Newsmaker of the month: Voting for diminishing empires
May 17 voting came with very little drama or surprise. By the end of the evening, all school budget proposals had passed comfortably.
There was one exception in Forestville, which was the most narrow of all the county votes. The spending plan passed by an eight-vote margin.
What also passed, with a much larger result, was an $8,475,000 capital project to replace building roofs, heaters, replace boilers, upgrade parking lots, make interior and exterior renovations, and make energy savings improvements. As is usually the case with any major rebuilding effort that gets voter approval is much of the funding comes from New York state. Local taxpayers are on the hook for very little of the construction and building.
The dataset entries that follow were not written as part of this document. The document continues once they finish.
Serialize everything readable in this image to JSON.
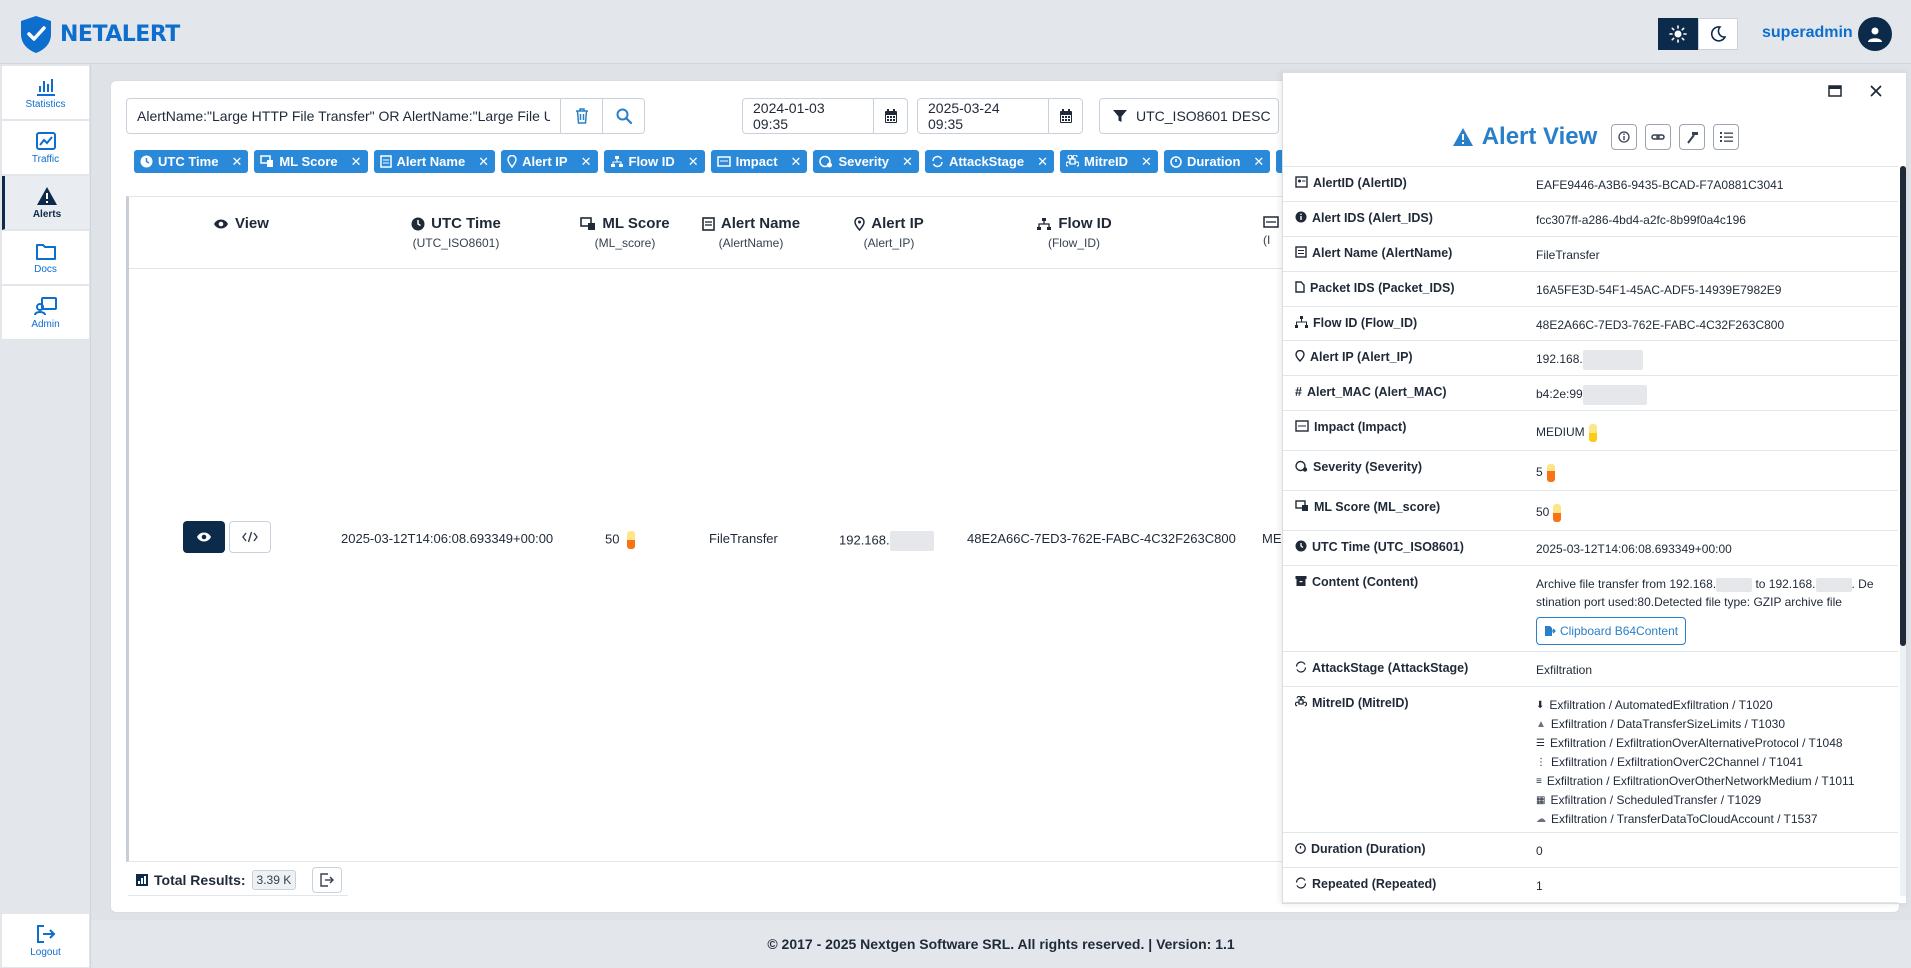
{
  "app": {
    "brand": "NETALERT",
    "user": "superadmin"
  },
  "sidebar": {
    "items": [
      {
        "label": "Statistics",
        "icon": "bar-chart-icon"
      },
      {
        "label": "Traffic",
        "icon": "line-chart-icon"
      },
      {
        "label": "Alerts",
        "icon": "warning-icon",
        "active": true
      },
      {
        "label": "Docs",
        "icon": "folder-icon"
      },
      {
        "label": "Admin",
        "icon": "admin-icon"
      }
    ],
    "logout": "Logout"
  },
  "toolbar": {
    "search_value": "AlertName:\"Large HTTP File Transfer\" OR AlertName:\"Large File Upload from in",
    "date_from": "2024-01-03 09:35",
    "date_to": "2025-03-24 09:35",
    "sort": "UTC_ISO8601 DESC"
  },
  "tags": [
    "UTC Time",
    "ML Score",
    "Alert Name",
    "Alert IP",
    "Flow ID",
    "Impact",
    "Severity",
    "AttackStage",
    "MitreID",
    "Duration",
    "Re"
  ],
  "table": {
    "columns": [
      {
        "title": "View",
        "sub": ""
      },
      {
        "title": "UTC Time",
        "sub": "(UTC_ISO8601)"
      },
      {
        "title": "ML Score",
        "sub": "(ML_score)"
      },
      {
        "title": "Alert Name",
        "sub": "(AlertName)"
      },
      {
        "title": "Alert IP",
        "sub": "(Alert_IP)"
      },
      {
        "title": "Flow ID",
        "sub": "(Flow_ID)"
      },
      {
        "title": "",
        "sub": "(I"
      }
    ],
    "row": {
      "utc": "2025-03-12T14:06:08.693349+00:00",
      "ml_score": "50",
      "ml_score_fraction": 0.5,
      "alert_name": "FileTransfer",
      "alert_ip": "192.168.",
      "flow_id": "48E2A66C-7ED3-762E-FABC-4C32F263C800",
      "impact": "MED"
    }
  },
  "footer_table": {
    "total_label": "Total Results:",
    "total_value": "3.39 K"
  },
  "footer": "© 2017 - 2025 Nextgen Software SRL. All rights reserved. | Version: 1.1",
  "alert_view": {
    "title": "Alert View",
    "fields": {
      "alertid": {
        "label": "AlertID (AlertID)",
        "value": "EAFE9446-A3B6-9435-BCAD-F7A0881C3041"
      },
      "alert_ids": {
        "label": "Alert IDS (Alert_IDS)",
        "value": "fcc307ff-a286-4bd4-a2fc-8b99f0a4c196"
      },
      "alertname": {
        "label": "Alert Name (AlertName)",
        "value": "FileTransfer"
      },
      "packet_ids": {
        "label": "Packet IDS (Packet_IDS)",
        "value": "16A5FE3D-54F1-45AC-ADF5-14939E7982E9"
      },
      "flow_id": {
        "label": "Flow ID (Flow_ID)",
        "value": "48E2A66C-7ED3-762E-FABC-4C32F263C800"
      },
      "alert_ip": {
        "label": "Alert IP (Alert_IP)",
        "value": "192.168."
      },
      "alert_mac": {
        "label": "Alert_MAC (Alert_MAC)",
        "value": "b4:2e:99"
      },
      "impact": {
        "label": "Impact (Impact)",
        "value": "MEDIUM",
        "level": 0.5
      },
      "severity": {
        "label": "Severity (Severity)",
        "value": "5",
        "level": 0.6
      },
      "ml_score": {
        "label": "ML Score (ML_score)",
        "value": "50",
        "level": 0.5
      },
      "utc": {
        "label": "UTC Time (UTC_ISO8601)",
        "value": "2025-03-12T14:06:08.693349+00:00"
      },
      "content": {
        "label": "Content (Content)",
        "part1": "Archive file transfer from 192.168.",
        "part2": "to 192.168.",
        "part3": ". De",
        "line2": "stination port used:80.Detected file type: GZIP archive file",
        "button": "Clipboard B64Content"
      },
      "attackstage": {
        "label": "AttackStage (AttackStage)",
        "value": "Exfiltration"
      },
      "mitreid": {
        "label": "MitreID (MitreID)",
        "items": [
          "Exfiltration / AutomatedExfiltration / T1020",
          "Exfiltration / DataTransferSizeLimits / T1030",
          "Exfiltration / ExfiltrationOverAlternativeProtocol / T1048",
          "Exfiltration / ExfiltrationOverC2Channel / T1041",
          "Exfiltration / ExfiltrationOverOtherNetworkMedium / T1011",
          "Exfiltration / ScheduledTransfer / T1029",
          "Exfiltration / TransferDataToCloudAccount / T1537"
        ]
      },
      "duration": {
        "label": "Duration (Duration)",
        "value": "0"
      },
      "repeated": {
        "label": "Repeated (Repeated)",
        "value": "1"
      }
    }
  },
  "colors": {
    "primary": "#0d6ecd",
    "dark": "#0c2a4a",
    "tag": "#2a89d8",
    "bar_fill": "#f97316",
    "bar_bg": "#fde68a"
  }
}
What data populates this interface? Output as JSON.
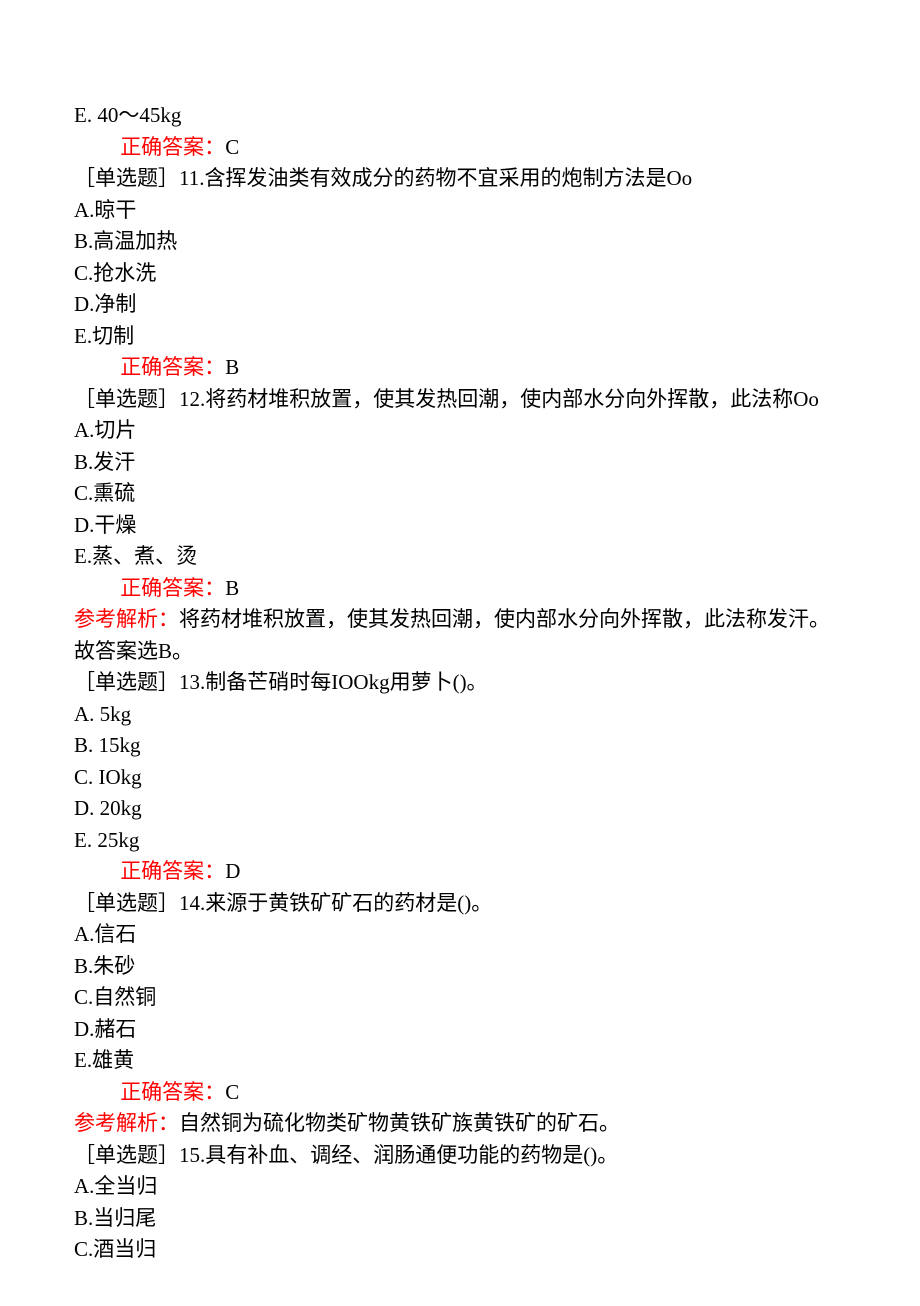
{
  "q10_optE": "E. 40～45kg",
  "ans_label": "正确答案：",
  "q10_ans": "C",
  "q11_stem": "［单选题］11.含挥发油类有效成分的药物不宜采用的炮制方法是Oo",
  "q11_A": "A.晾干",
  "q11_B": "B.高温加热",
  "q11_C": "C.抢水洗",
  "q11_D": "D.净制",
  "q11_E": "E.切制",
  "q11_ans": "B",
  "q12_stem": "［单选题］12.将药材堆积放置，使其发热回潮，使内部水分向外挥散，此法称Oo",
  "q12_A": "A.切片",
  "q12_B": "B.发汗",
  "q12_C": "C.熏硫",
  "q12_D": "D.干燥",
  "q12_E": "E.蒸、煮、烫",
  "q12_ans": "B",
  "analysis_label": "参考解析：",
  "q12_analysis": "将药材堆积放置，使其发热回潮，使内部水分向外挥散，此法称发汗。故答案选B。",
  "q13_stem": "［单选题］13.制备芒硝时每IOOkg用萝卜()。",
  "q13_A": "A. 5kg",
  "q13_B": "B. 15kg",
  "q13_C": "C. IOkg",
  "q13_D": "D. 20kg",
  "q13_E": "E. 25kg",
  "q13_ans": "D",
  "q14_stem": "［单选题］14.来源于黄铁矿矿石的药材是()。",
  "q14_A": "A.信石",
  "q14_B": "B.朱砂",
  "q14_C": "C.自然铜",
  "q14_D": "D.赭石",
  "q14_E": "E.雄黄",
  "q14_ans": "C",
  "q14_analysis": "自然铜为硫化物类矿物黄铁矿族黄铁矿的矿石。",
  "q15_stem": "［单选题］15.具有补血、调经、润肠通便功能的药物是()。",
  "q15_A": "A.全当归",
  "q15_B": "B.当归尾",
  "q15_C": "C.酒当归"
}
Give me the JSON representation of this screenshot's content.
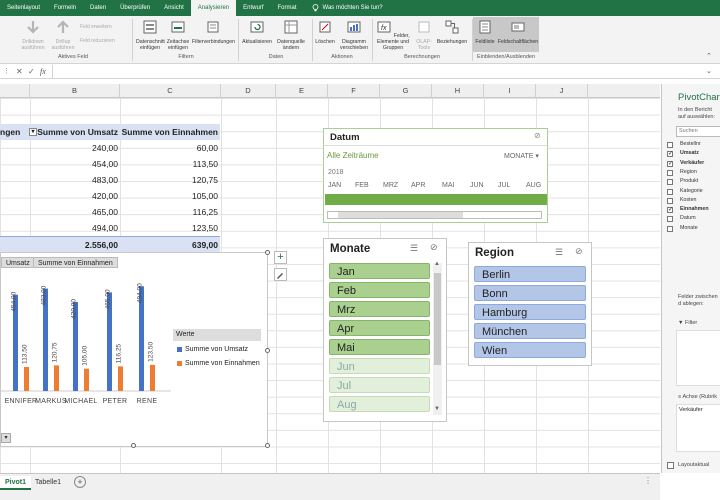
{
  "ribbon_tabs": [
    "Seitenlayout",
    "Formeln",
    "Daten",
    "Überprüfen",
    "Ansicht",
    "Analysieren",
    "Entwurf",
    "Format"
  ],
  "active_tab": "Analysieren",
  "tell_me": "Was möchten Sie tun?",
  "ribbon": {
    "groups": {
      "active_field": "Aktives Feld",
      "filter": "Filtern",
      "data": "Daten",
      "actions": "Aktionen",
      "calc": "Berechnungen",
      "show": "Einblenden/Ausblenden"
    },
    "buttons": {
      "drill_down": "Drilldown ausführen",
      "drill_up": "Drillup ausführen",
      "expand_field": "Feld erweitern",
      "collapse_field": "Feld reduzieren",
      "insert_slicer": "Datenschnitt einfügen",
      "insert_timeline": "Zeitachse einfügen",
      "filter_conn": "Filterverbindungen",
      "refresh": "Aktualisieren",
      "change_source": "Datenquelle ändern",
      "clear": "Löschen",
      "move_chart": "Diagramm verschieben",
      "fields_items": "Felder, Elemente und Gruppen",
      "olap": "OLAP-Tools",
      "relationships": "Beziehungen",
      "field_list": "Feldliste",
      "field_buttons": "Feldschaltflächen"
    }
  },
  "formula_bar": {
    "fx": "fx"
  },
  "columns": [
    "B",
    "C",
    "D",
    "E",
    "F",
    "G",
    "H",
    "I",
    "J"
  ],
  "pivot": {
    "headers": [
      "ngen",
      "Summe von Umsatz",
      "Summe von Einnahmen"
    ],
    "rows": [
      [
        "240,00",
        "60,00"
      ],
      [
        "454,00",
        "113,50"
      ],
      [
        "483,00",
        "120,75"
      ],
      [
        "420,00",
        "105,00"
      ],
      [
        "465,00",
        "116,25"
      ],
      [
        "494,00",
        "123,50"
      ]
    ],
    "total": [
      "2.556,00",
      "639,00"
    ]
  },
  "chart": {
    "buttons": [
      "Umsatz",
      "Summe von Einnahmen"
    ],
    "legend_title": "Werte",
    "legend": [
      "Summe von Umsatz",
      "Summe von Einnahmen"
    ],
    "categories": [
      "ENNIFER",
      "MARKUS",
      "MICHAEL",
      "PETER",
      "RENE"
    ],
    "umsatz": [
      454,
      483,
      420,
      465,
      494
    ],
    "einnahmen": [
      113.5,
      120.75,
      105,
      116.25,
      123.5
    ],
    "umsatz_labels": [
      "454,00",
      "483,00",
      "420,00",
      "465,00",
      "494,00"
    ],
    "einnahmen_labels": [
      "113,50",
      "120,75",
      "105,00",
      "116,25",
      "123,50"
    ],
    "colors": {
      "umsatz": "#4472c4",
      "einnahmen": "#ed7d31"
    }
  },
  "timeline": {
    "title": "Datum",
    "all_periods": "Alle Zeiträume",
    "level": "MONATE",
    "year": "2018",
    "months": [
      "JAN",
      "FEB",
      "MRZ",
      "APR",
      "MAI",
      "JUN",
      "JUL",
      "AUG"
    ]
  },
  "slicer_monate": {
    "title": "Monate",
    "items": [
      "Jan",
      "Feb",
      "Mrz",
      "Apr",
      "Mai",
      "Jun",
      "Jul",
      "Aug"
    ],
    "selected_count": 5
  },
  "slicer_region": {
    "title": "Region",
    "items": [
      "Berlin",
      "Bonn",
      "Hamburg",
      "München",
      "Wien"
    ]
  },
  "side_panel": {
    "title": "PivotChart",
    "subtitle": "In den Bericht auf auswählen:",
    "search": "Suchen",
    "fields": [
      {
        "label": "Bestellnr",
        "checked": false
      },
      {
        "label": "Umsatz",
        "checked": true
      },
      {
        "label": "Verkäufer",
        "checked": true
      },
      {
        "label": "Region",
        "checked": false
      },
      {
        "label": "Produkt",
        "checked": false
      },
      {
        "label": "Kategorie",
        "checked": false
      },
      {
        "label": "Kosten",
        "checked": false
      },
      {
        "label": "Einnahmen",
        "checked": true
      },
      {
        "label": "Datum",
        "checked": false
      },
      {
        "label": "Monate",
        "checked": false
      }
    ],
    "drag_hint": "Felder zwischen d ablegen:",
    "filter": "Filter",
    "axis": "Achse (Rubrik",
    "axis_item": "Verkäufer",
    "layout_defer": "Layoutaktual"
  },
  "sheets": {
    "tabs": [
      "Pivot1",
      "Tabelle1"
    ],
    "active": "Pivot1",
    "add": "+"
  }
}
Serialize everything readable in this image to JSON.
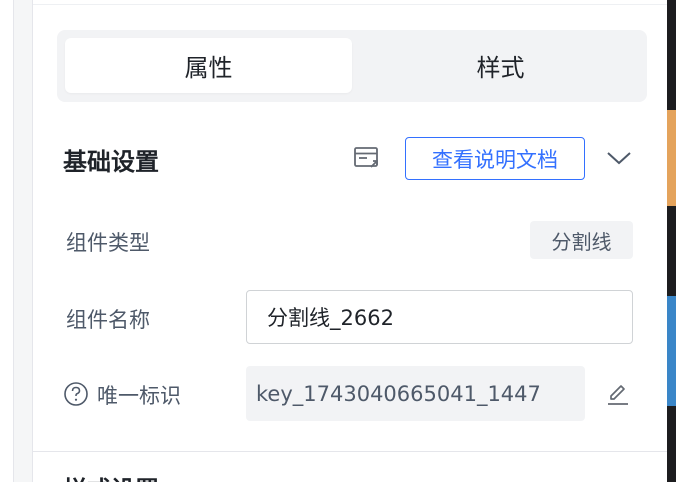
{
  "tabs": [
    {
      "label": "属性",
      "active": true
    },
    {
      "label": "样式",
      "active": false
    }
  ],
  "section": {
    "title": "基础设置",
    "doc_button_label": "查看说明文档",
    "icons": {
      "doc": "window-link-icon",
      "collapse": "chevron-down-icon"
    }
  },
  "fields": {
    "component_type": {
      "label": "组件类型",
      "value": "分割线"
    },
    "component_name": {
      "label": "组件名称",
      "value": "分割线_2662"
    },
    "unique_id": {
      "label": "唯一标识",
      "value": "key_1743040665041_1447",
      "help_icon": "question-circle-icon",
      "edit_icon": "edit-pencil-icon"
    }
  },
  "next_section": {
    "title": "样式设置"
  },
  "colors": {
    "accent": "#3370ff",
    "label": "#4e5969",
    "field_bg": "#f2f3f5"
  }
}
Of course, these same taxpayers forget they are the ones paying into the state system through an income tax. On a larger scale, the funds come from the generous lawmakers in Albany who local residents often are critical of for their lack of control in spending.
While no one can deny that the building improvements are needed, there is a problem in the overall scope of allowing school voters to decide on millions of dollars. Overall, there are about 450 students in the district. That means the capital project is worth $18,833 per student.
Worse, it allows districts that are shrinking in terms of students numbers to maintain an empire that may not be worth saving. Last year, Ripley voters — a district with a total of 230 students and most of those in grades seven to 12 being educated in Chautauqua Lake — approved a $3 million project. Again, a small district taking advantage of Albany funding to maintain an identity as student population diminishes.
When we as a state invest in building at shrinking schools, the question has to be asked: is it worth the investment?